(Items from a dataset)
____________________
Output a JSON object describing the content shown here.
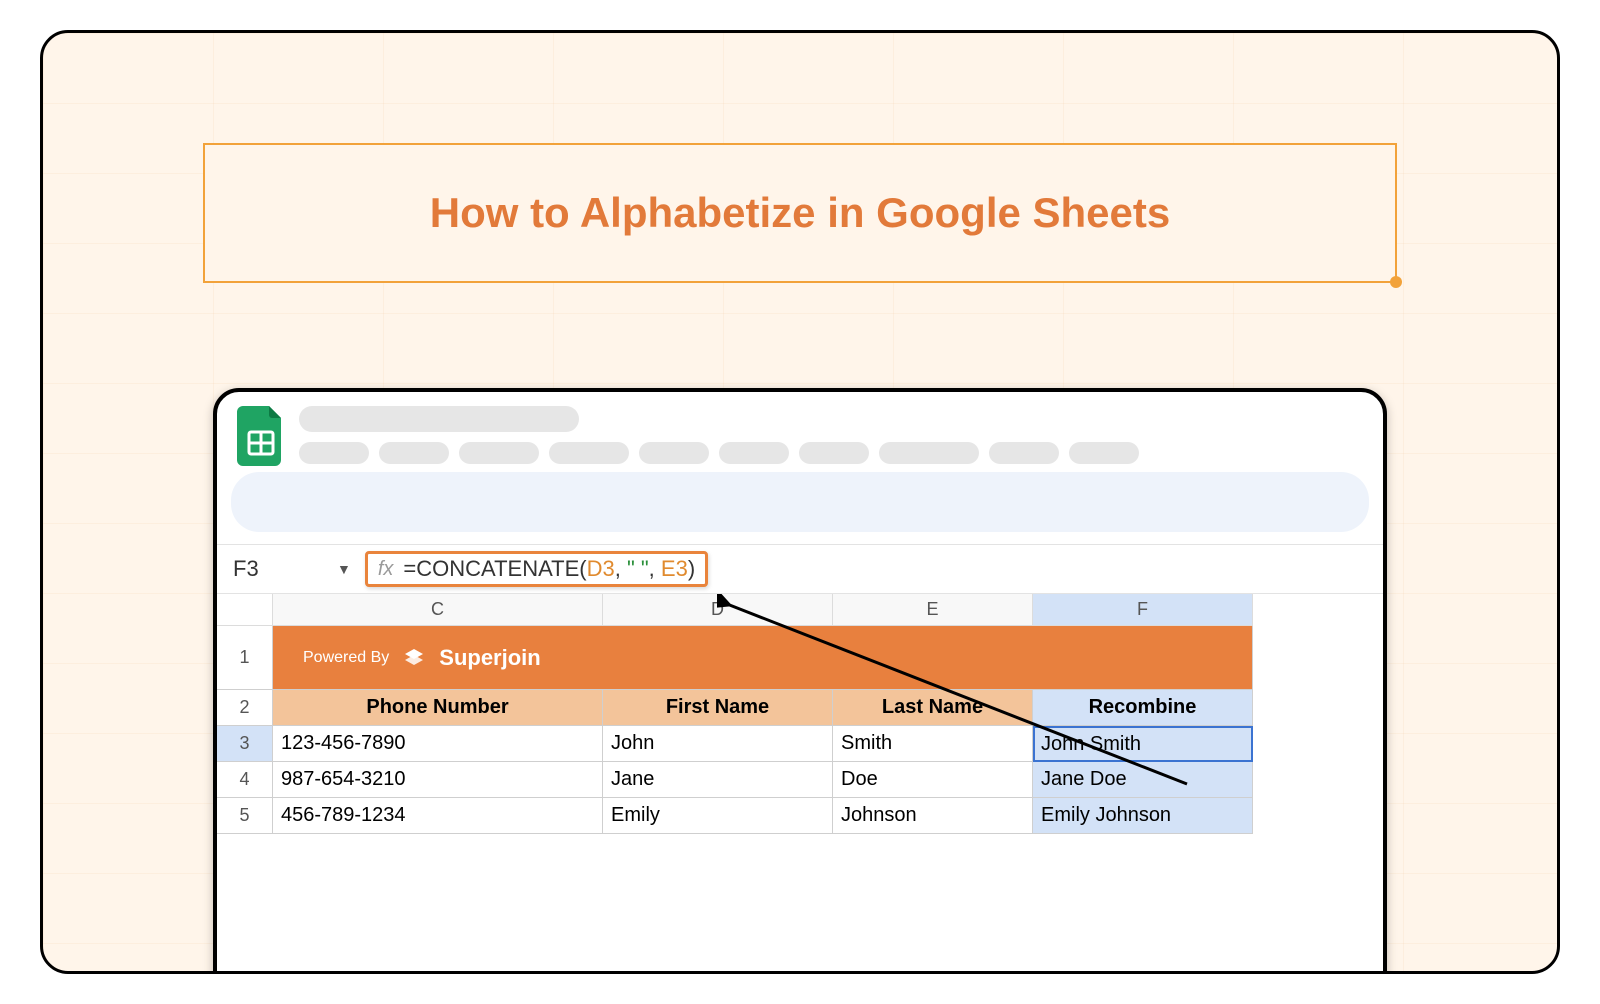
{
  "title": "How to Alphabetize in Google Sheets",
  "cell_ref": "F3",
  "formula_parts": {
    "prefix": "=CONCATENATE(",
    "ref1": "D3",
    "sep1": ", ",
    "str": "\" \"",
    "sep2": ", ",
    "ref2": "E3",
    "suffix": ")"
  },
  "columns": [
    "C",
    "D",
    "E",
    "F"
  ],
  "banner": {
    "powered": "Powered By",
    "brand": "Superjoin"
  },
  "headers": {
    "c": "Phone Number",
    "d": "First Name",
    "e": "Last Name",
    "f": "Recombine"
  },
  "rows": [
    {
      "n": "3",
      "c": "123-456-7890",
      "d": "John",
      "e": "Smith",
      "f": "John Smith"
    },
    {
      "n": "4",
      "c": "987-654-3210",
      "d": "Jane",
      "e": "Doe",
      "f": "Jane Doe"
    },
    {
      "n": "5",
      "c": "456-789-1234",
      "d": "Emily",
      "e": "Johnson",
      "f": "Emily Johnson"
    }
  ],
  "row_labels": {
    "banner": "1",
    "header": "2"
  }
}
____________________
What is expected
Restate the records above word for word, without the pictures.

Answer to the exercise
Output a JSON object describing the content shown here.
{
  "title": "How to Alphabetize in Google Sheets",
  "cell_ref": "F3",
  "formula_parts": {
    "prefix": "=CONCATENATE(",
    "ref1": "D3",
    "sep1": ", ",
    "str": "\" \"",
    "sep2": ", ",
    "ref2": "E3",
    "suffix": ")"
  },
  "columns": [
    "C",
    "D",
    "E",
    "F"
  ],
  "banner": {
    "powered": "Powered By",
    "brand": "Superjoin"
  },
  "headers": {
    "c": "Phone Number",
    "d": "First Name",
    "e": "Last Name",
    "f": "Recombine"
  },
  "rows": [
    {
      "n": "3",
      "c": "123-456-7890",
      "d": "John",
      "e": "Smith",
      "f": "John Smith"
    },
    {
      "n": "4",
      "c": "987-654-3210",
      "d": "Jane",
      "e": "Doe",
      "f": "Jane Doe"
    },
    {
      "n": "5",
      "c": "456-789-1234",
      "d": "Emily",
      "e": "Johnson",
      "f": "Emily Johnson"
    }
  ],
  "row_labels": {
    "banner": "1",
    "header": "2"
  }
}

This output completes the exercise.